=== Aim of the exercise ===
Search the listing below for the word "用例管理" and copy each line where it appears.

=== Records for this exercise ===
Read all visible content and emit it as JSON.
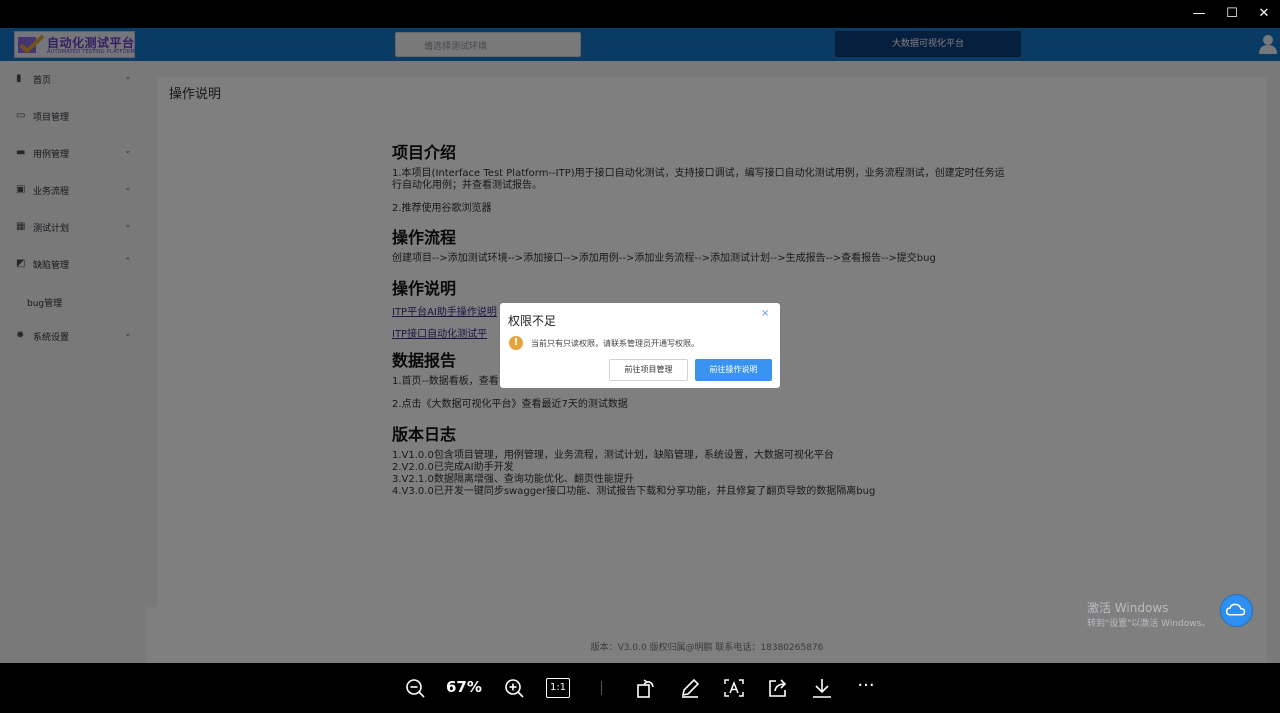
{
  "viewer": {
    "minimize": "—",
    "maximize": "☐",
    "close": "✕",
    "zoom": "67%",
    "tools": [
      "zoom-out",
      "zoom-in",
      "actual-size",
      "rotate",
      "edit",
      "text-recognize",
      "share",
      "download",
      "more"
    ],
    "actual_size_label": "1:1",
    "more_label": "···"
  },
  "header": {
    "logo_text": "自动化测试平台",
    "logo_sub": "AUTOMATED TESTING PLATFORM",
    "env_placeholder": "请选择测试环境",
    "bigdata_label": "大数据可视化平台"
  },
  "sidebar": {
    "items": [
      {
        "label": "首页",
        "icon": "bar-chart-icon",
        "arrow": "⌄"
      },
      {
        "label": "项目管理",
        "icon": "folder-icon",
        "arrow": ""
      },
      {
        "label": "用例管理",
        "icon": "briefcase-icon",
        "arrow": "⌄"
      },
      {
        "label": "业务流程",
        "icon": "suitcase-icon",
        "arrow": "⌄"
      },
      {
        "label": "测试计划",
        "icon": "calendar-icon",
        "arrow": "⌄"
      },
      {
        "label": "缺陷管理",
        "icon": "edit-icon",
        "arrow": "⌃"
      },
      {
        "label": "系统设置",
        "icon": "gear-icon",
        "arrow": "⌄"
      }
    ],
    "sub_item": "bug管理"
  },
  "main": {
    "title": "操作说明",
    "sections": {
      "intro_title": "项目介绍",
      "intro_p1a": "1.本项目(Interface Test Platform--ITP)用于接口自动化测试，支持接口调试，编写接口自动化测试用例，业务流程测试，创建定时任务运",
      "intro_p1b": "行自动化用例；并查看测试报告。",
      "intro_p2": "2.推荐使用谷歌浏览器",
      "flow_title": "操作流程",
      "flow_p": "创建项目-->添加测试环境-->添加接口-->添加用例-->添加业务流程-->添加测试计划-->生成报告-->查看报告-->提交bug",
      "guide_title": "操作说明",
      "guide_link1": "ITP平台AI助手操作说明",
      "guide_link2": "ITP接口自动化测试平",
      "report_title": "数据报告",
      "report_p1": "1.首页--数据看板，查看",
      "report_p2": "2.点击《大数据可视化平台》查看最近7天的测试数据",
      "log_title": "版本日志",
      "log_1": "1.V1.0.0包含项目管理，用例管理，业务流程，测试计划，缺陷管理，系统设置，大数据可视化平台",
      "log_2": "2.V2.0.0已完成AI助手开发",
      "log_3": "3.V2.1.0数据隔离增强、查询功能优化、翻页性能提升",
      "log_4": "4.V3.0.0已开发一键同步swagger接口功能、测试报告下载和分享功能，并且修复了翻页导致的数据隔离bug"
    }
  },
  "footer": {
    "text": "版本：V3.0.0 版权归属@明鹏 联系电话：18380265876"
  },
  "dialog": {
    "title": "权限不足",
    "close": "×",
    "warn": "!",
    "message": "当前只有只读权限，请联系管理员开通写权限。",
    "btn_secondary": "前往项目管理",
    "btn_primary": "前往操作说明"
  },
  "activation": {
    "line1": "激活 Windows",
    "line2": "转到\"设置\"以激活 Windows。"
  },
  "colors": {
    "topbar": "#1476c8",
    "primary_btn": "#3a93f0",
    "warn": "#e6a23c",
    "bigdata": "#0e3f7c"
  }
}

=== Output of the exercise ===
        "label": "用例管理",
      "log_1": "1.V1.0.0包含项目管理，用例管理，业务流程，测试计划，缺陷管理，系统设置，大数据可视化平台",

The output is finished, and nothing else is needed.